City council votes unanimously to hand Friday Night Market over to Virginia Loya who lost the market after falling behind on payments to the city in 2019
LINDSAY – After weighing all their options the Lindsay City Council sided with a stalwart community member to reassume her duties as the head of the Friday Night Market.
In a unanimous, 5-0, vote the council approved Virginia Loya’s proposal, and gave their blessing for city manager Joe Tanner to hammer out a contract with her. The decision on Tuesday, Jan. 25, put to rest any movement toward the city taking it over themselves. According to Tanner, conservative projections would have yielded the city $29,314 of profit, but cost the city $340,285 to run.
This also meant that the city was completely moving on from Jimora Enterprises who accepted a contract to run the market in April 2019, but was heavily impacted by the pandemic hampering their ability to maximize profits. Jimora Enterprises lobbied to keep the market operating into the winter, but that effort ultimately collapsed late last year.

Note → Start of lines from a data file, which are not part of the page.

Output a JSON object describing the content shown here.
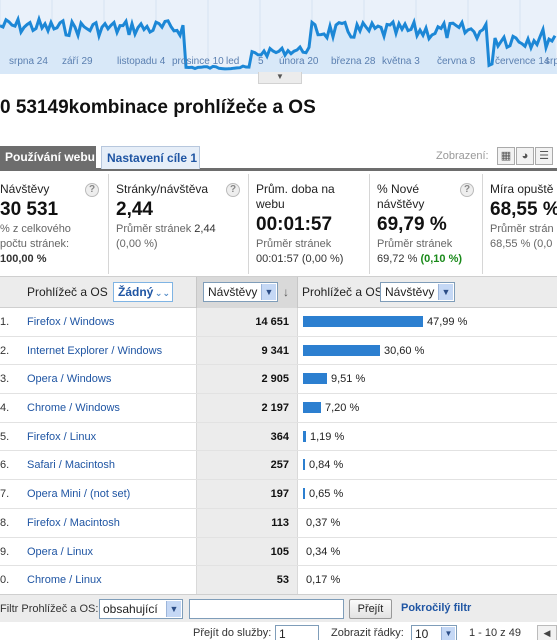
{
  "sparkline": {
    "labels": [
      "srpna 24",
      "září 29",
      "listopadu 4",
      "prosince 10",
      "led",
      "5",
      "února 20",
      "března 28",
      "května 3",
      "června 8",
      "července 14",
      "srp"
    ]
  },
  "page_title": "0 53149kombinace prohlížeče a OS",
  "tabs": {
    "active": "Používání webu",
    "inactive": "Nastavení cíle 1"
  },
  "view": {
    "label": "Zobrazení:",
    "icons": [
      "table-view-icon",
      "pie-view-icon",
      "bar-view-icon"
    ]
  },
  "metrics": [
    {
      "label": "Návštěvy",
      "value": "30 531",
      "sub1": "% z celkového",
      "sub2": "počtu stránek:",
      "sub3": "100,00 %"
    },
    {
      "label": "Stránky/návštěva",
      "value": "2,44",
      "sub1": "Průměr stránek",
      "sub1b": "2,44",
      "sub2": "(0,00 %)"
    },
    {
      "label": "Prům. doba na webu",
      "value": "00:01:57",
      "sub1": "Průměr stránek",
      "sub2": "00:01:57 (0,00 %)"
    },
    {
      "label": "% Nové návštěvy",
      "value": "69,79 %",
      "sub1": "Průměr stránek",
      "sub2": "69,72 %",
      "sub2b": "(0,10 %)"
    },
    {
      "label": "Míra opuště",
      "value": "68,55 %",
      "sub1": "Průměr strán",
      "sub2": "68,55 % (0,0"
    }
  ],
  "table": {
    "header": {
      "dimension": "Prohlížeč a OS",
      "segment": "Žádný",
      "metric": "Návštěvy",
      "chart_dimension": "Prohlížeč a OS",
      "chart_metric": "Návštěvy"
    },
    "rows": [
      {
        "idx": "1.",
        "name": "Firefox / Windows",
        "visits": "14 651",
        "pct": "47,99 %",
        "share": 47.99
      },
      {
        "idx": "2.",
        "name": "Internet Explorer / Windows",
        "visits": "9 341",
        "pct": "30,60 %",
        "share": 30.6
      },
      {
        "idx": "3.",
        "name": "Opera / Windows",
        "visits": "2 905",
        "pct": "9,51 %",
        "share": 9.51
      },
      {
        "idx": "4.",
        "name": "Chrome / Windows",
        "visits": "2 197",
        "pct": "7,20 %",
        "share": 7.2
      },
      {
        "idx": "5.",
        "name": "Firefox / Linux",
        "visits": "364",
        "pct": "1,19 %",
        "share": 1.19
      },
      {
        "idx": "6.",
        "name": "Safari / Macintosh",
        "visits": "257",
        "pct": "0,84 %",
        "share": 0.84
      },
      {
        "idx": "7.",
        "name": "Opera Mini / (not set)",
        "visits": "197",
        "pct": "0,65 %",
        "share": 0.65
      },
      {
        "idx": "8.",
        "name": "Firefox / Macintosh",
        "visits": "113",
        "pct": "0,37 %",
        "share": 0.37
      },
      {
        "idx": "9.",
        "name": "Opera / Linux",
        "visits": "105",
        "pct": "0,34 %",
        "share": 0.34
      },
      {
        "idx": "0.",
        "name": "Chrome / Linux",
        "visits": "53",
        "pct": "0,17 %",
        "share": 0.17
      }
    ]
  },
  "filter": {
    "label": "Filtr Prohlížeč a OS:",
    "mode": "obsahující",
    "value": "",
    "button": "Přejít",
    "advanced": "Pokročilý filtr"
  },
  "pager": {
    "goto_label": "Přejít do služby:",
    "goto_value": "1",
    "rows_label": "Zobrazit řádky:",
    "rows_value": "10",
    "range": "1 - 10 z 49"
  },
  "colors": {
    "accent": "#1f55a3",
    "bar": "#2c7fd0",
    "spark_line": "#1c87d6",
    "spark_fill": "#d8e8f8"
  }
}
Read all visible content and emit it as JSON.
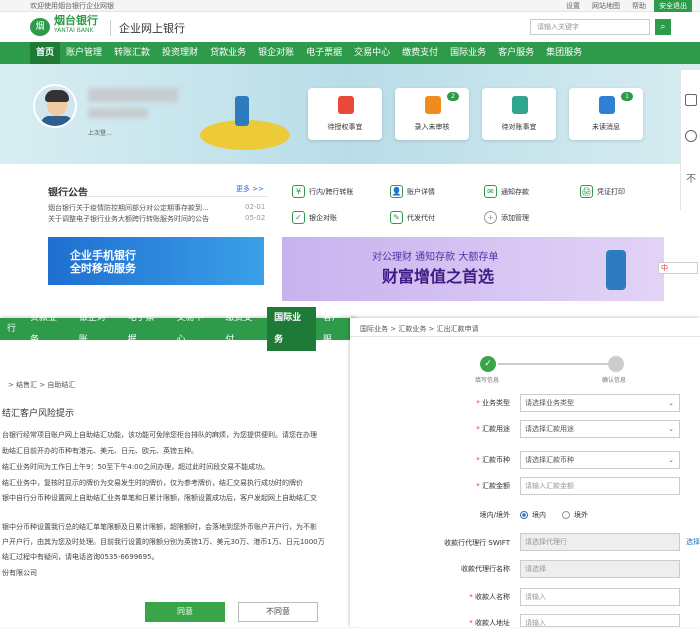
{
  "topbar": {
    "welcome": "欢迎使用烟台银行企业网银",
    "links": [
      "设置",
      "网站地图",
      "帮助"
    ],
    "logout": "安全退出"
  },
  "header": {
    "logo_glyph": "烟",
    "bank_name": "烟台银行",
    "bank_name_en": "YANTAI BANK",
    "product": "企业网上银行",
    "search_placeholder": "请输入关键字"
  },
  "nav": {
    "home": "首页",
    "items": [
      "账户管理",
      "转账汇款",
      "投资理财",
      "贷款业务",
      "银企对账",
      "电子票据",
      "交易中心",
      "缴费支付",
      "国际业务",
      "客户服务",
      "集团服务"
    ]
  },
  "user": {
    "last_login": "上次登..."
  },
  "quick_cards": [
    {
      "label": "待授权事宜",
      "badge": "",
      "color": "#e8493b"
    },
    {
      "label": "录入未审核",
      "badge": "2",
      "color": "#f08c1e"
    },
    {
      "label": "待对账事宜",
      "badge": "",
      "color": "#2ea58c"
    },
    {
      "label": "未读消息",
      "badge": "1",
      "color": "#2e7fd6"
    }
  ],
  "notices": {
    "title": "银行公告",
    "more": "更多 >>",
    "items": [
      {
        "text": "烟台银行关于疫情防控期间部分对公定期事存款到...",
        "date": "02-01"
      },
      {
        "text": "关于调整电子银行业务大额跨行转账服务时间的公告",
        "date": "05-02"
      }
    ]
  },
  "quick_links": [
    {
      "label": "行内/跨行转账",
      "icon": "¥"
    },
    {
      "label": "账户详情",
      "icon": "👤"
    },
    {
      "label": "通知存款",
      "icon": "✉"
    },
    {
      "label": "凭证打印",
      "icon": "🖨"
    },
    {
      "label": "银企对账",
      "icon": "✓"
    },
    {
      "label": "代发代付",
      "icon": "✎"
    },
    {
      "label": "添加管理",
      "icon": "+"
    }
  ],
  "promos": {
    "mobile_line1": "企业手机银行",
    "mobile_line2": "全时移动服务",
    "wealth_line1": "对公理财  通知存款  大额存单",
    "wealth_line2": "财富增值之首选"
  },
  "ime_label": "中",
  "panel2": {
    "nav": [
      "行",
      "贷款业务",
      "银企对账",
      "电子票据",
      "交易中心",
      "缴费支付",
      "国际业务",
      "客户服"
    ],
    "breadcrumb": "> 结售汇 > 自助结汇",
    "heading": "结汇客户风险提示",
    "paragraphs": [
      "台银行经常项目账户网上自助结汇功能，该功能可免除您柜台排队的麻烦，为您提供便利。请您在办理",
      "助结汇目前开办的币种有港元、美元、日元、欧元、英镑五种。",
      "结汇业务时间为工作日上午9：50至下午4:00之间办理，超过此时间段交易不能成功。",
      "结汇业务中，复核时显示的牌价为交易发生时的牌价，仅为参考牌价，结汇交易执行成功时的牌价",
      "银中自行分币种设置网上自助结汇业务单笔和日累计限额，限额设置成功后，客户发起网上自助结汇交",
      "银中分币种设置我行总的结汇单笔限额及日累计限额，超限额时，会落地到您外币账户开户行，为不影",
      "户开户行，由其为您及时处理。目前我行设置的限额分别为英镑1万、美元30万、港币1万、日元1000万",
      "结汇过程中有疑问，请电话咨询0535-6699695。",
      "份有限公司"
    ],
    "agree": "同意",
    "disagree": "不同意"
  },
  "panel3": {
    "breadcrumb": "国际业务 > 汇款业务 > 汇出汇款申请",
    "steps": [
      "填写信息",
      "确认信息"
    ],
    "fields": [
      {
        "label": "业务类型",
        "required": true,
        "type": "select",
        "value": "请选择业务类型"
      },
      {
        "label": "汇款用途",
        "required": true,
        "type": "select",
        "value": "请选择汇款用途"
      },
      {
        "label": "汇款币种",
        "required": true,
        "type": "select",
        "value": "请选择汇款币种"
      },
      {
        "label": "汇款金额",
        "required": true,
        "type": "input",
        "value": "请输入汇款金额"
      }
    ],
    "domestic_label": "境内/境外",
    "domestic_options": [
      "境内",
      "境外"
    ],
    "swift_label": "收款行代理行 SWIFT",
    "swift_value": "请选择代理行",
    "swift_link": "选择",
    "bank_name_label": "收款代理行名称",
    "bank_name_value": "请选择",
    "payee_name_label": "收款人名称",
    "payee_name_value": "请输入",
    "payee_addr_label": "收款人地址",
    "payee_addr_value": "请输入"
  }
}
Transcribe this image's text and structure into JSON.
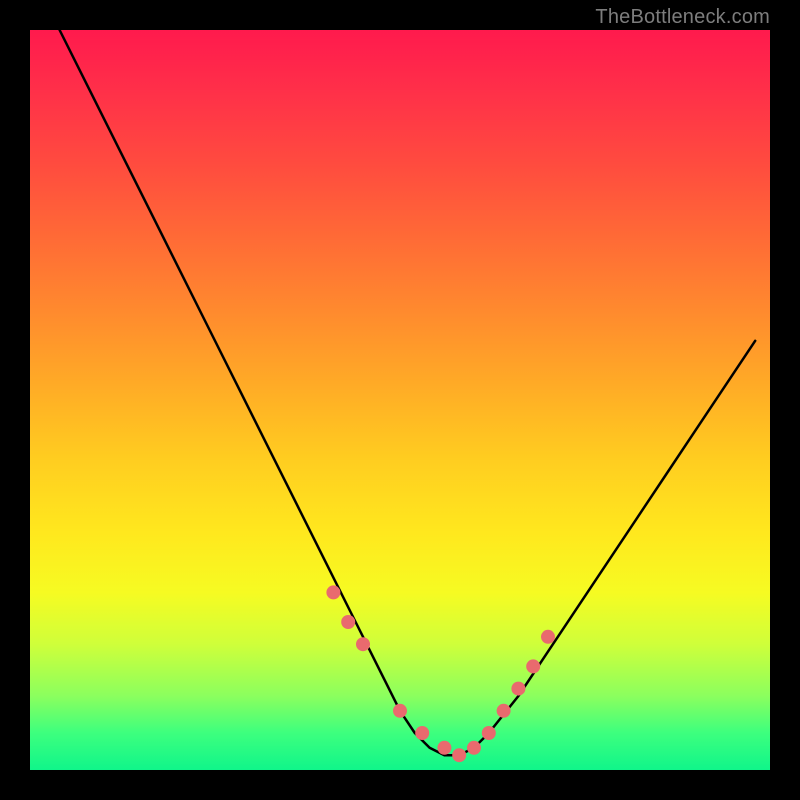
{
  "watermark": "TheBottleneck.com",
  "chart_data": {
    "type": "line",
    "title": "",
    "xlabel": "",
    "ylabel": "",
    "xlim": [
      0,
      100
    ],
    "ylim": [
      0,
      100
    ],
    "grid": false,
    "legend": false,
    "series": [
      {
        "name": "bottleneck-curve",
        "color": "#000000",
        "x": [
          4,
          8,
          12,
          16,
          20,
          24,
          28,
          32,
          36,
          40,
          44,
          48,
          50,
          52,
          54,
          56,
          58,
          60,
          62,
          66,
          70,
          74,
          78,
          82,
          86,
          90,
          94,
          98
        ],
        "y": [
          100,
          92,
          84,
          76,
          68,
          60,
          52,
          44,
          36,
          28,
          20,
          12,
          8,
          5,
          3,
          2,
          2,
          3,
          5,
          10,
          16,
          22,
          28,
          34,
          40,
          46,
          52,
          58
        ]
      }
    ],
    "markers": {
      "name": "highlight-points",
      "color": "#e96a6e",
      "radius_px": 7,
      "x": [
        41,
        43,
        45,
        50,
        53,
        56,
        58,
        60,
        62,
        64,
        66,
        68,
        70
      ],
      "y": [
        24,
        20,
        17,
        8,
        5,
        3,
        2,
        3,
        5,
        8,
        11,
        14,
        18
      ]
    }
  },
  "colors": {
    "background": "#000000",
    "watermark": "#7d7d7d",
    "curve": "#000000",
    "marker_fill": "#e96a6e"
  }
}
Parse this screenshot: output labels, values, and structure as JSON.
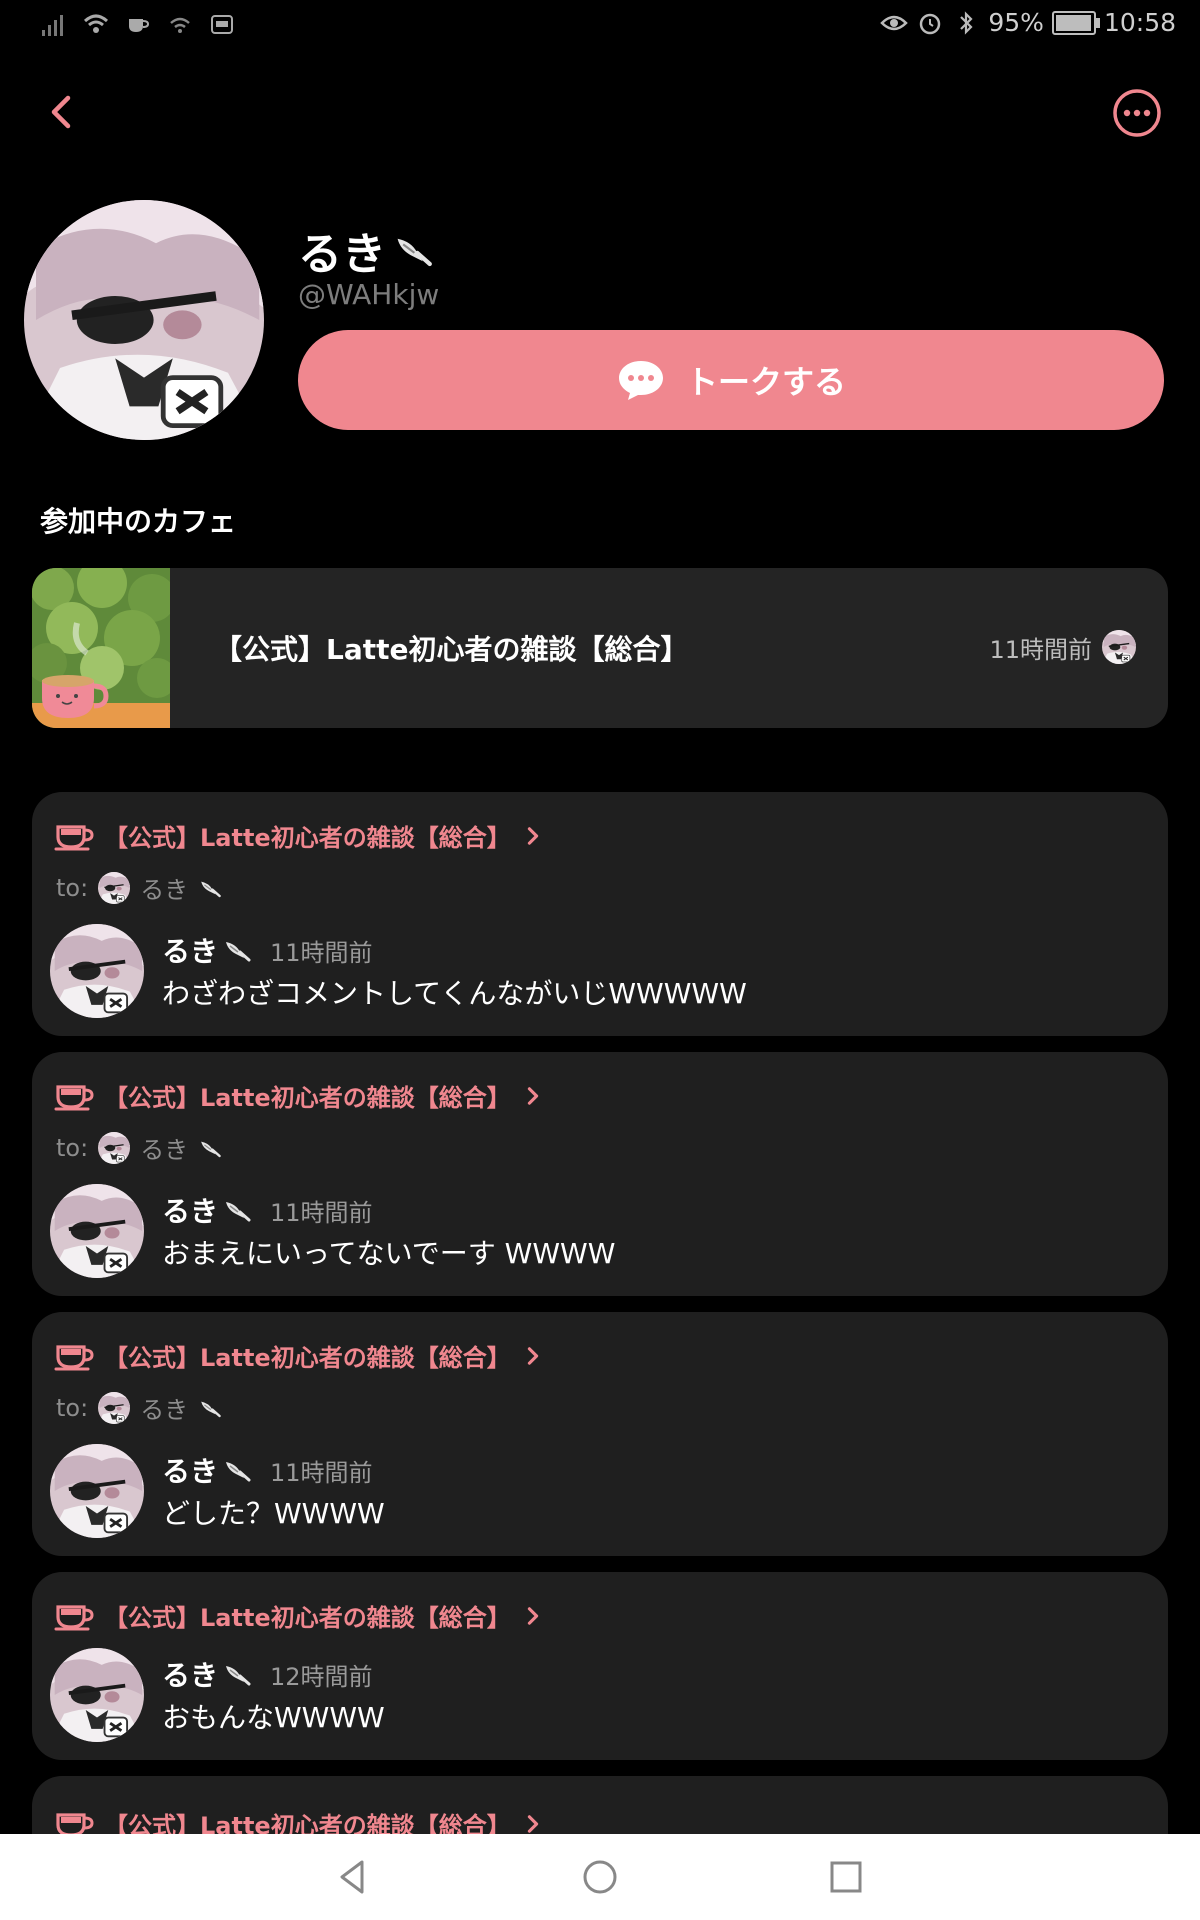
{
  "status_bar": {
    "battery": "95%",
    "time": "10:58",
    "battery_level": 0.95
  },
  "profile": {
    "name": "るき",
    "handle": "@WAHkjw",
    "talk_label": "トークする"
  },
  "section_title": "参加中のカフェ",
  "cafe": {
    "name": "【公式】Latte初心者の雑談【総合】",
    "time": "11時間前"
  },
  "posts": [
    {
      "cafe": "【公式】Latte初心者の雑談【総合】",
      "to_label": "to:",
      "to_name": "るき",
      "author": "るき",
      "time": "11時間前",
      "text": "わざわざコメントしてくんながいじWWWWW"
    },
    {
      "cafe": "【公式】Latte初心者の雑談【総合】",
      "to_label": "to:",
      "to_name": "るき",
      "author": "るき",
      "time": "11時間前",
      "text": "おまえにいってないでーす WWWW"
    },
    {
      "cafe": "【公式】Latte初心者の雑談【総合】",
      "to_label": "to:",
      "to_name": "るき",
      "author": "るき",
      "time": "11時間前",
      "text": "どした？WWWW"
    },
    {
      "cafe": "【公式】Latte初心者の雑談【総合】",
      "author": "るき",
      "time": "12時間前",
      "text": "おもんなWWWW"
    },
    {
      "cafe": "【公式】Latte初心者の雑談【総合】"
    }
  ],
  "icons": {
    "back": "chevron-left-icon",
    "more": "more-horizontal-icon",
    "talk": "chat-bubble-icon",
    "cup": "cup-icon",
    "name_badge": "feather-pen-icon"
  },
  "colors": {
    "accent": "#f0878f",
    "card": "#1f1f1f",
    "background": "#000000"
  }
}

Selecting Loya’s bid to run the market practically revives her relationship with the city. Before Jimora Enterprises ran the market it was completely under the control of the Lindsay Chamber of Commerce, of which Loya was the executive director. An irreconcilable difference between the chamber and city came to a head in early 2019 when the chamber fell $20,000 behind on their payments to the city for renting streets and using other utilities. Loya said that her accountants found that the chamber owed less than that, and over two city council meetings in February 2019, Loya and other chamber supporters publicly handed checks of $10,000 and $3,000 to then finance director Bret Harmon.
That was not forgotten by councilmembers Yolanda Flores and Rosaena Sanchez. During the Jan. 25 council meeting Flores noted her concern that while Loya was applying to take over the market herself, she is still a member of the all volunteer Lindsay Chamber of Commerce. Still, Flores voted in favor of awarding her the bid.
Sanchez recalled how remarkable the market was when it first opened in Lindsay, but she echoed some of Flores’s concerns over how the relationship between the chamber and the city ended. Sanchez ultimately sided with optimism and said how she would like to see Loya get a second chance to run it again.
“[H]opefully, there can be an agreement where we can help out each other. And, you know, go back to what it used to be,” Sanchez said.
While Loya didn’t give any ground to Flores’s concerns, in fact she defended her decision to pay the city $7,000 less than they owed, she held firm that she wants to have a greater impact in Lindsay.
“I’m willing to work, like I’ve done in the past. I’m willing to work with our city, and I’m willing to do my best like I did before, and bring it back to what it was before, because a lot of you know that it was nice,” Loya said.
The city said they conservatively expect to make $2,500 per market, but Tanner told the council they had made $3,000 per market in the past. While those are details that could be hammered out in negotiations, Loya said she would be willing to pay more than the $2,500 requested if she can.